The Haggadah states, “Now We Are Slaves…” Every day I suit up and go out to the plantation kitchens and cook like our Ancestors, I live that phrase. I am not enslaved…but by showing the living what the dead went through I live a scary and unsettling past. I feel like a doorway for all the spirits of the plantations I visit.
Editor’s Note: This interview with Rodney King ran on AllHipHop.com less than two months ago (April 29), as he was in the midst of a press tour for his new book, The Riot Within, and feeling optimistic about the future. I found Rodney to be nervous but charming…and a lot more hopeful than I ever expected. Rest in peace, Rodney King.
“We didn’t start the fire/ It was always burning/ Since the world’s been turning./ We didn’t start the fire/ No, we didn’t light it/ But we tried to fight it” – “We Didn’t Start The Fire”, Billy Joel
For the record, California's population is nearly half-again as big as Texas' (49% larger, according to the 2010 census), so for our prison population to outstrip their's speaks volumes about overincarceration here.
Comparing inmate population estimates in the story for the four largest states in the 2010 census makes the case even more starkly: Texas imprisons our citizenry 69% more frequently than in California, and at more than twice the rate as New York state. This table compares 2010 census population and crime rates to the approximate number of people in prison for the four largest US states
In a sense, the Freedom Garden may sound like thousands of other African-American gardens across the country. These foods have been staples in many black kitchens for centuries.

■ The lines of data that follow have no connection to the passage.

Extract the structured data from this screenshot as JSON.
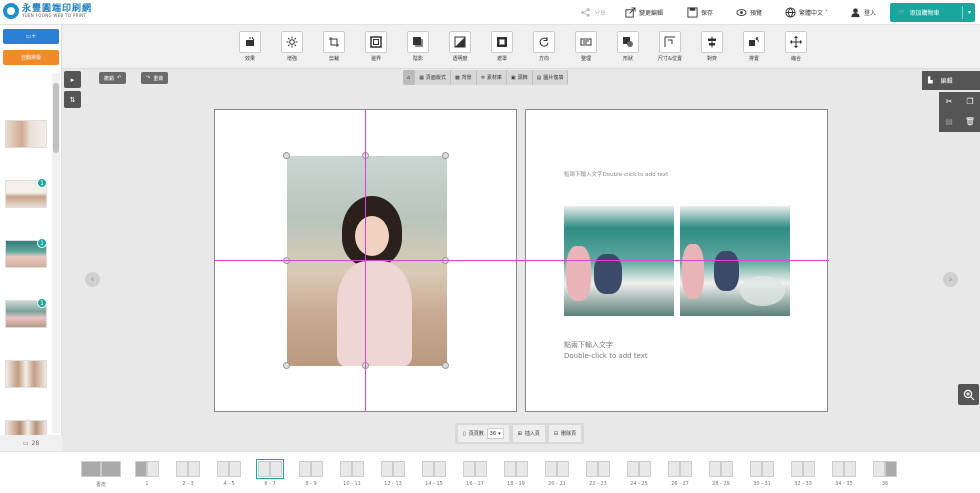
{
  "header": {
    "logo_cn": "永豐圓端印刷網",
    "logo_en": "YUEN FOONG WEB TO PRINT",
    "nav": [
      {
        "label": "分享",
        "dim": true
      },
      {
        "label": "變更編輯"
      },
      {
        "label": "保存"
      },
      {
        "label": "預覽"
      },
      {
        "label": "繁體中文 ˇ"
      },
      {
        "label": "登入"
      }
    ],
    "add_cart": "添加購物車"
  },
  "left": {
    "upload_label": "+",
    "auto_label": "自動排版",
    "photo_count": "28",
    "badges": [
      "1",
      "1",
      "1"
    ]
  },
  "toolbar": [
    {
      "label": "效果"
    },
    {
      "label": "增強"
    },
    {
      "label": "剪裁"
    },
    {
      "label": "邊界"
    },
    {
      "label": "陰影"
    },
    {
      "label": "透明度"
    },
    {
      "label": "遮罩"
    },
    {
      "label": "方向"
    },
    {
      "label": "整理"
    },
    {
      "label": "形狀"
    },
    {
      "label": "尺寸&位置"
    },
    {
      "label": "對齊"
    },
    {
      "label": "排置"
    },
    {
      "label": "縮合"
    }
  ],
  "actions": {
    "undo": "撤銷",
    "redo": "重做"
  },
  "modes": [
    "頁面版式",
    "背景",
    "素材庫",
    "頭飾",
    "圖片復填"
  ],
  "canvas": {
    "top_text": "點兩下輸入文字Double-click to add text",
    "bottom_text_1": "點兩下輸入文字",
    "bottom_text_2": "Double-click to add text"
  },
  "right": {
    "edit_tab": "編輯"
  },
  "pagecontrol": {
    "pages_label": "頁頁數",
    "pages_value": "36",
    "insert": "插入頁",
    "delete": "刪除頁"
  },
  "spreads": [
    "書皮",
    "1",
    "2 - 3",
    "4 - 5",
    "6 - 7",
    "8 - 9",
    "10 - 11",
    "12 - 13",
    "14 - 15",
    "16 - 17",
    "18 - 19",
    "20 - 21",
    "22 - 23",
    "24 - 25",
    "26 - 27",
    "28 - 29",
    "30 - 31",
    "32 - 33",
    "34 - 35",
    "36"
  ],
  "colors": {
    "accent": "#19a79d",
    "upload": "#2c7fd6",
    "auto": "#f08a2c",
    "guide": "#e040e0"
  }
}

But an heirloom seed can be a complicated legacy when it comes from a person who sowed it in slavery.
After the Civil War, the 13th, 14th, and 15th Constitutional amendments were passed which aided newly freed slaves in being equally treated under the law, or so the story goes. The fact of the matter is that slavery was- and still is- completely legal in the United States and not only that, but it took on a much different form
Alligator bait, also known as gator bait, is the practice of using little black children as bait to catch alligators. Some say it was done by white men during slave times in Florida and Louisiana and other parts of the American South.
But for the earliest and most remarkable Memorial Day, we must return to where the war began. By the spring of 1865, after a long siege and prolonged bombardment, the beautiful port city of Charleston, S.C., lay in ruin and occupied by Union troops. Among the first soldiers to enter and march up Meeting Street singing liberation songs was the 21st United States Colored Infantry; their commander accepted the city’s official surrender.
Whites had largely abandoned the city, but thousands of blacks, mostly former slaves, had remained, and they conducted a series of commemorations to declare their sense of the meaning of the war.
Passing through southern American cities, on his way to Italy in 1942, A. William Perry realized what many black soldiers did when wearing an American military uniform those days: They were in more danger in their own country than in a war zone. [via @BlackInformant]
With all due respect to James Beard and Julia Child, America’s first celebrity chef actually predated them by nearly 200 years. Hercules was lauded by the glitterati that ate at his table as an “artiste;” he was notorious in the kitchen for demanding perfection and equally notorious outside of it for his love of lavish clothing, theater and the other entertainments of high society. He knew the President well. He was, in fact, George Washington’s chef, a master of both high French culinary art and simple frontier cooking—and he was a slave.
"“Roosevelt needed the support of Southern Democrats for his New Deal programs, and he therefore decided not to push for anti-lynching legislation…though he did denounce lynchings as “a vile form of collective murder”.
Who is the more admirable character, the person who supports lynching because of racist beliefs, or someone who has the presence of mind to call it “vile” and the power to stop the practice, but does nothing for the sake of politics?"